Projective identification is a mechanism that both makes and ruins friendships and relationships. The best way to illustrate what this it is is to give an example.
Say Person A smiles at person B across a room. They may have mutual friends; each know who there other is, and there is a mutual desire to get to know each other better. Later that day, Person A likes, say, Person B’s Instagram photo; Person B is happy, and this interaction confirms to both their desire to grow more acquainted with each other.
On the flipside, say Person B has begun to feel unsure of Person A’s feelings towards them. Perhaps she hasn’t texted him in a while, or didn’t ‘like’ his most recent profile picture. This hurts Person B, and he project the hurt he feels onto Person A; he feels pain, is it not natural to assume that she wants him to feel it, that she feels as ambivalent towards him as he feels towards her?

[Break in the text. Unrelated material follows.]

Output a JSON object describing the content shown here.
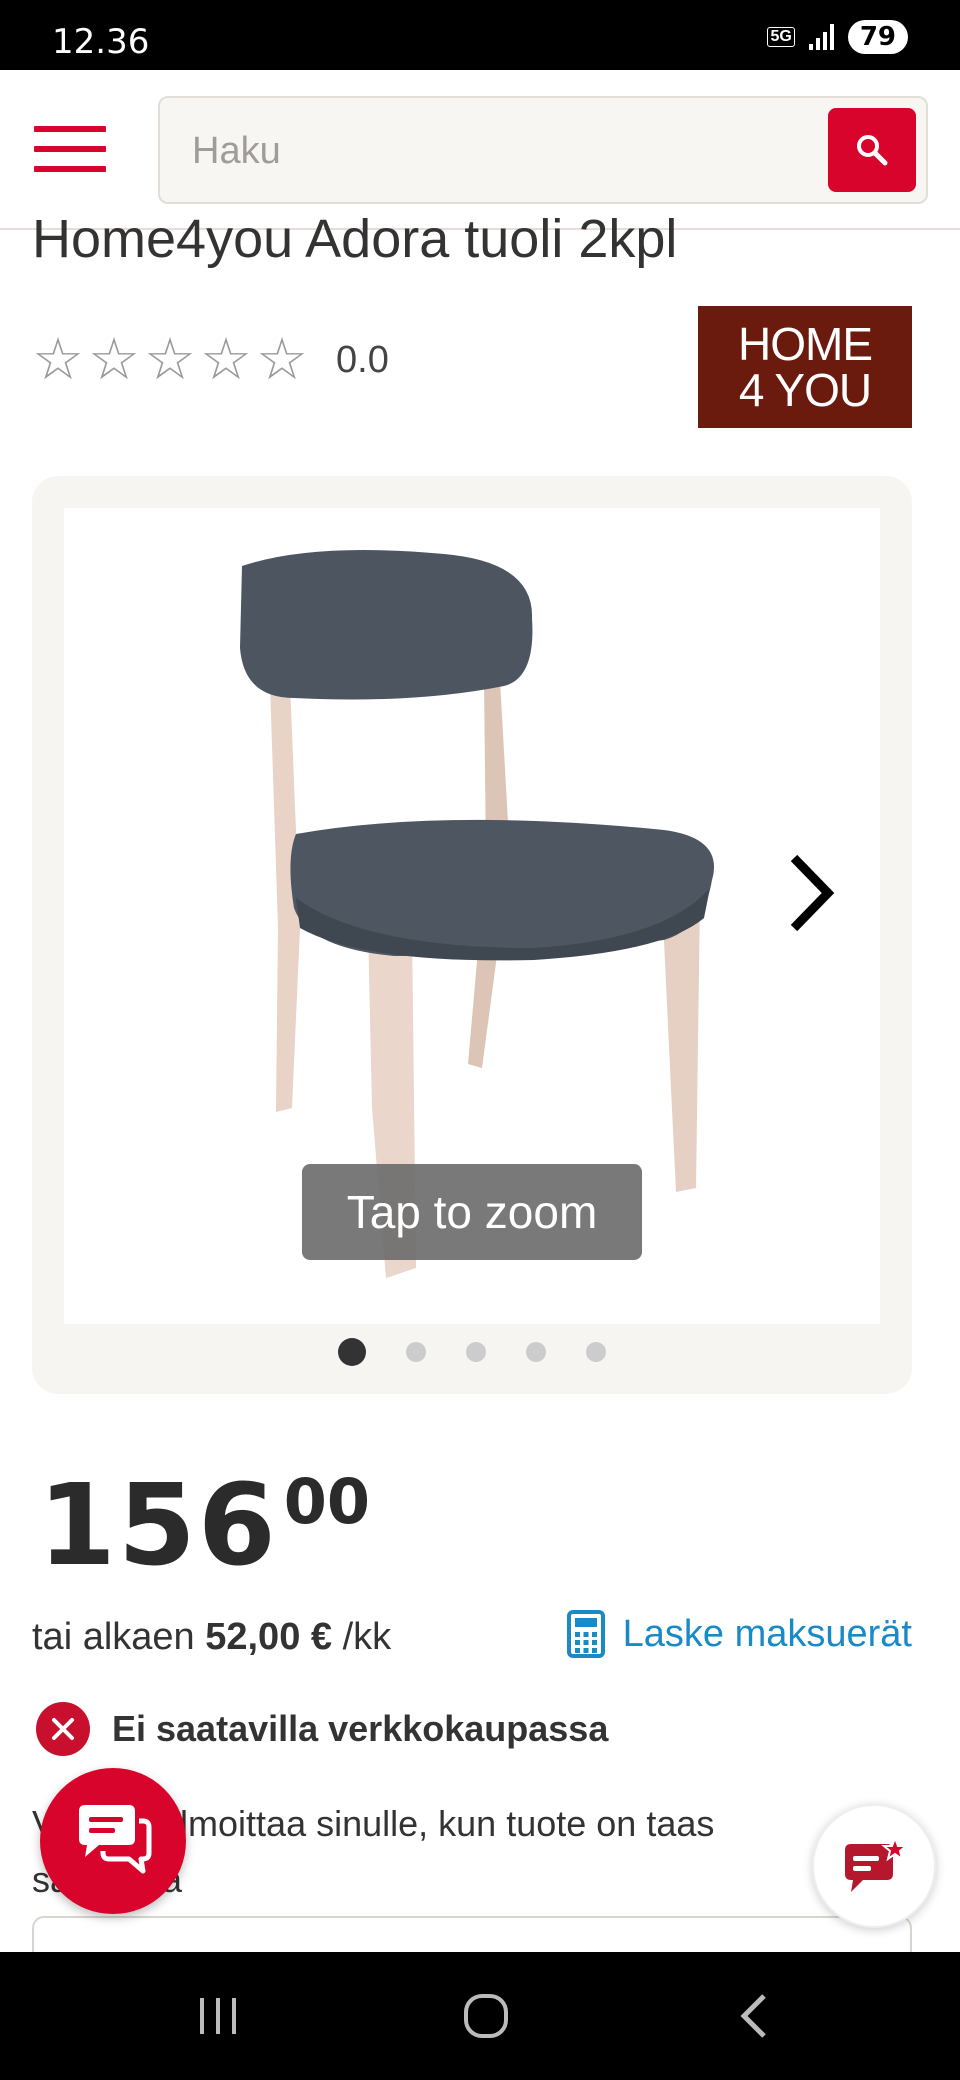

Ambivalence, exacerbated perhaps by personal insecurity x or y, can then turn to mistrust, and eventually to outright dislike. As you can imagine, this cooling of relations is part of that human instinct of self-preservation. Nobody wants to feel pain; romanticising sadness and anger will always get us into trouble. But it breaks friendships, and it breaks relationships. It is worsened by the level of interconnectivity we have today; every new Instagram post you make constitutes an opportunity for one of your friends not to ‘like’ your public activity.
And it works both ways. Sometimes, the last thing we want to see is the highlight reel of other people’s lives. Social media allows people to be selective about the side of themselves they wish to present, and it’s all too easy to be bitter about the achievements of people you kind of know.
I consider deleting Facebook perhaps twice a day. There is simply too much anxiety in the act of putting yourself out there in front of your friends, your distant family, and everyone you ever met at a party.
But like any anxiety, this can be fought by not dwelling too much on the symbolism behind it, and choosing not to doubt your friends. Confidence is a choice. I dare you to try spending a day without social media. Or at least Facebook. Instagram and tumblr are marginally better for the soul. SMS still works, believe it or not. Use it. Throw your iPhone into the Cam, even. Sometimes I think the thing I’m most nostalgic about is playing Snake on my mum’s Nokia.